Please write out the listing below again in its exact form.

_____

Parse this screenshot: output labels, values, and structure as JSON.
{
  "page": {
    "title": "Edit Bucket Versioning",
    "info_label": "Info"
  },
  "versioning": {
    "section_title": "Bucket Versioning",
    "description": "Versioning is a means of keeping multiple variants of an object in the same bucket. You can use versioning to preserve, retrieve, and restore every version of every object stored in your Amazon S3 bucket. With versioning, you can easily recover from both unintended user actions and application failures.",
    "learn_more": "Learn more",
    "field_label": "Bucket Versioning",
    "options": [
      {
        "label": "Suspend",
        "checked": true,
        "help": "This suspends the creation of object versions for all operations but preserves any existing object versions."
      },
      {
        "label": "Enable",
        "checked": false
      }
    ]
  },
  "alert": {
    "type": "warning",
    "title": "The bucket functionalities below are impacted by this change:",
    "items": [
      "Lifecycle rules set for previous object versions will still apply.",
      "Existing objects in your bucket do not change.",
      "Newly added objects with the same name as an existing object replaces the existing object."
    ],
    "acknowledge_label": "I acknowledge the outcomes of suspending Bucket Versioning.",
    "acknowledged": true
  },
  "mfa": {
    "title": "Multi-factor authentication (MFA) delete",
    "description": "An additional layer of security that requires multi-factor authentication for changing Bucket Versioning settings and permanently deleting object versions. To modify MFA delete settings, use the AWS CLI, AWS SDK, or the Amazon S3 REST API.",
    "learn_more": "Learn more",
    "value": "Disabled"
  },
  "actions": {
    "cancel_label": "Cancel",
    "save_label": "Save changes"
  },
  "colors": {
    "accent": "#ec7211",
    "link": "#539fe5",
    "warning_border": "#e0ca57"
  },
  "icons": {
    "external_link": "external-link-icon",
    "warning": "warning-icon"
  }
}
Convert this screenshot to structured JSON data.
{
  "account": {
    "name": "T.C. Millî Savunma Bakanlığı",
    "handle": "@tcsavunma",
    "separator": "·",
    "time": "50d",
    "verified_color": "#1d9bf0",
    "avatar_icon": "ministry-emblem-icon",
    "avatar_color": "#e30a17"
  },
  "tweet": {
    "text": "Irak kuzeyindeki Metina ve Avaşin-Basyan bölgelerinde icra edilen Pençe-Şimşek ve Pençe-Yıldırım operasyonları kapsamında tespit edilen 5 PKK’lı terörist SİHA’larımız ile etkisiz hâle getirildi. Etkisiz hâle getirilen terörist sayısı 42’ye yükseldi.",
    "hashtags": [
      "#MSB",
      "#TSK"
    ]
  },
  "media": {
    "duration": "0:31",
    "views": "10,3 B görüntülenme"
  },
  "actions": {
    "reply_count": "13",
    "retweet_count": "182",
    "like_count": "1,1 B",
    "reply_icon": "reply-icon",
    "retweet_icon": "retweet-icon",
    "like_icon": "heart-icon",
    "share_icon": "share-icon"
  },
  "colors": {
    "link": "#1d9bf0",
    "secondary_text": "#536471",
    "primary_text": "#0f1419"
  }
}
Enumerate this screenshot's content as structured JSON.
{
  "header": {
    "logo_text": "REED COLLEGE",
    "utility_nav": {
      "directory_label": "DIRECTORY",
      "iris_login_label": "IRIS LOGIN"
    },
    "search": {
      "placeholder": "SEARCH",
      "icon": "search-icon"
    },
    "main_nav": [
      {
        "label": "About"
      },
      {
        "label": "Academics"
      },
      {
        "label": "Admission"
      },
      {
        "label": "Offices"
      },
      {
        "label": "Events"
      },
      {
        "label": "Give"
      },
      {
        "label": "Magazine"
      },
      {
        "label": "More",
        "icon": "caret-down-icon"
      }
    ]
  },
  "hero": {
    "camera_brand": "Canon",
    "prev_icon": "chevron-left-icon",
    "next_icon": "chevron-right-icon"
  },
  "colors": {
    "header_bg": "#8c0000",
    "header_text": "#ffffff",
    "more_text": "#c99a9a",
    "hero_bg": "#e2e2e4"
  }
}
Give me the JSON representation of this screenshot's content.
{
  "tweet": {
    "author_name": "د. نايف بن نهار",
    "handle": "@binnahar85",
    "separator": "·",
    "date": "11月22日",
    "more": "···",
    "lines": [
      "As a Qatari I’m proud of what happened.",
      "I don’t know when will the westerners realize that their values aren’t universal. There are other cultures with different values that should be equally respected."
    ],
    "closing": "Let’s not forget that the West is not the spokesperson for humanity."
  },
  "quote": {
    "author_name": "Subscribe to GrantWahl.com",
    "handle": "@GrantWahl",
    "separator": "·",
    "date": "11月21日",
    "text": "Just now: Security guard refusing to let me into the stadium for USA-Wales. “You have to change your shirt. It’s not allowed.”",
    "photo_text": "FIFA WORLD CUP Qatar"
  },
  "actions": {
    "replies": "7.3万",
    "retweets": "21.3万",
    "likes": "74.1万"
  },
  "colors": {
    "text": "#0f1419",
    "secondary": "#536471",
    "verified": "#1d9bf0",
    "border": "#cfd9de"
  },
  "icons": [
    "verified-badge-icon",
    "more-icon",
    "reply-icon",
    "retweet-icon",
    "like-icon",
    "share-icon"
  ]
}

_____

**Reply:**
Parse this screenshot: output labels, values, and structure as JSON.
{
  "page": {
    "title": "Edit Bucket Versioning",
    "info_label": "Info"
  },
  "versioning": {
    "section_title": "Bucket Versioning",
    "description": "Versioning is a means of keeping multiple variants of an object in the same bucket. You can use versioning to preserve, retrieve, and restore every version of every object stored in your Amazon S3 bucket. With versioning, you can easily recover from both unintended user actions and application failures.",
    "learn_more": "Learn more",
    "field_label": "Bucket Versioning",
    "options": [
      {
        "label": "Suspend",
        "checked": true,
        "help": "This suspends the creation of object versions for all operations but preserves any existing object versions."
      },
      {
        "label": "Enable",
        "checked": false
      }
    ]
  },
  "alert": {
    "type": "warning",
    "title": "The bucket functionalities below are impacted by this change:",
    "items": [
      "Lifecycle rules set for previous object versions will still apply.",
      "Existing objects in your bucket do not change.",
      "Newly added objects with the same name as an existing object replaces the existing object."
    ],
    "acknowledge_label": "I acknowledge the outcomes of suspending Bucket Versioning.",
    "acknowledged": true
  },
  "mfa": {
    "title": "Multi-factor authentication (MFA) delete",
    "description": "An additional layer of security that requires multi-factor authentication for changing Bucket Versioning settings and permanently deleting object versions. To modify MFA delete settings, use the AWS CLI, AWS SDK, or the Amazon S3 REST API.",
    "learn_more": "Learn more",
    "value": "Disabled"
  },
  "actions": {
    "cancel_label": "Cancel",
    "save_label": "Save changes"
  },
  "colors": {
    "accent": "#ec7211",
    "link": "#539fe5",
    "warning_border": "#e0ca57"
  },
  "icons": {
    "external_link": "external-link-icon",
    "warning": "warning-icon"
  }
}
Convert this screenshot to structured JSON data.
{
  "account": {
    "name": "T.C. Millî Savunma Bakanlığı",
    "handle": "@tcsavunma",
    "separator": "·",
    "time": "50d",
    "verified_color": "#1d9bf0",
    "avatar_icon": "ministry-emblem-icon",
    "avatar_color": "#e30a17"
  },
  "tweet": {
    "text": "Irak kuzeyindeki Metina ve Avaşin-Basyan bölgelerinde icra edilen Pençe-Şimşek ve Pençe-Yıldırım operasyonları kapsamında tespit edilen 5 PKK’lı terörist SİHA’larımız ile etkisiz hâle getirildi. Etkisiz hâle getirilen terörist sayısı 42’ye yükseldi.",
    "hashtags": [
      "#MSB",
      "#TSK"
    ]
  },
  "media": {
    "duration": "0:31",
    "views": "10,3 B görüntülenme"
  },
  "actions": {
    "reply_count": "13",
    "retweet_count": "182",
    "like_count": "1,1 B",
    "reply_icon": "reply-icon",
    "retweet_icon": "retweet-icon",
    "like_icon": "heart-icon",
    "share_icon": "share-icon"
  },
  "colors": {
    "link": "#1d9bf0",
    "secondary_text": "#536471",
    "primary_text": "#0f1419"
  }
}
Enumerate this screenshot's content as structured JSON.
{
  "header": {
    "logo_text": "REED COLLEGE",
    "utility_nav": {
      "directory_label": "DIRECTORY",
      "iris_login_label": "IRIS LOGIN"
    },
    "search": {
      "placeholder": "SEARCH",
      "icon": "search-icon"
    },
    "main_nav": [
      {
        "label": "About"
      },
      {
        "label": "Academics"
      },
      {
        "label": "Admission"
      },
      {
        "label": "Offices"
      },
      {
        "label": "Events"
      },
      {
        "label": "Give"
      },
      {
        "label": "Magazine"
      },
      {
        "label": "More",
        "icon": "caret-down-icon"
      }
    ]
  },
  "hero": {
    "camera_brand": "Canon",
    "prev_icon": "chevron-left-icon",
    "next_icon": "chevron-right-icon"
  },
  "colors": {
    "header_bg": "#8c0000",
    "header_text": "#ffffff",
    "more_text": "#c99a9a",
    "hero_bg": "#e2e2e4"
  }
}
Give me the JSON representation of this screenshot's content.
{
  "tweet": {
    "author_name": "د. نايف بن نهار",
    "handle": "@binnahar85",
    "separator": "·",
    "date": "11月22日",
    "more": "···",
    "lines": [
      "As a Qatari I’m proud of what happened.",
      "I don’t know when will the westerners realize that their values aren’t universal. There are other cultures with different values that should be equally respected."
    ],
    "closing": "Let’s not forget that the West is not the spokesperson for humanity."
  },
  "quote": {
    "author_name": "Subscribe to GrantWahl.com",
    "handle": "@GrantWahl",
    "separator": "·",
    "date": "11月21日",
    "text": "Just now: Security guard refusing to let me into the stadium for USA-Wales. “You have to change your shirt. It’s not allowed.”",
    "photo_text": "FIFA WORLD CUP Qatar"
  },
  "actions": {
    "replies": "7.3万",
    "retweets": "21.3万",
    "likes": "74.1万"
  },
  "colors": {
    "text": "#0f1419",
    "secondary": "#536471",
    "verified": "#1d9bf0",
    "border": "#cfd9de"
  },
  "icons": [
    "verified-badge-icon",
    "more-icon",
    "reply-icon",
    "retweet-icon",
    "like-icon",
    "share-icon"
  ]
}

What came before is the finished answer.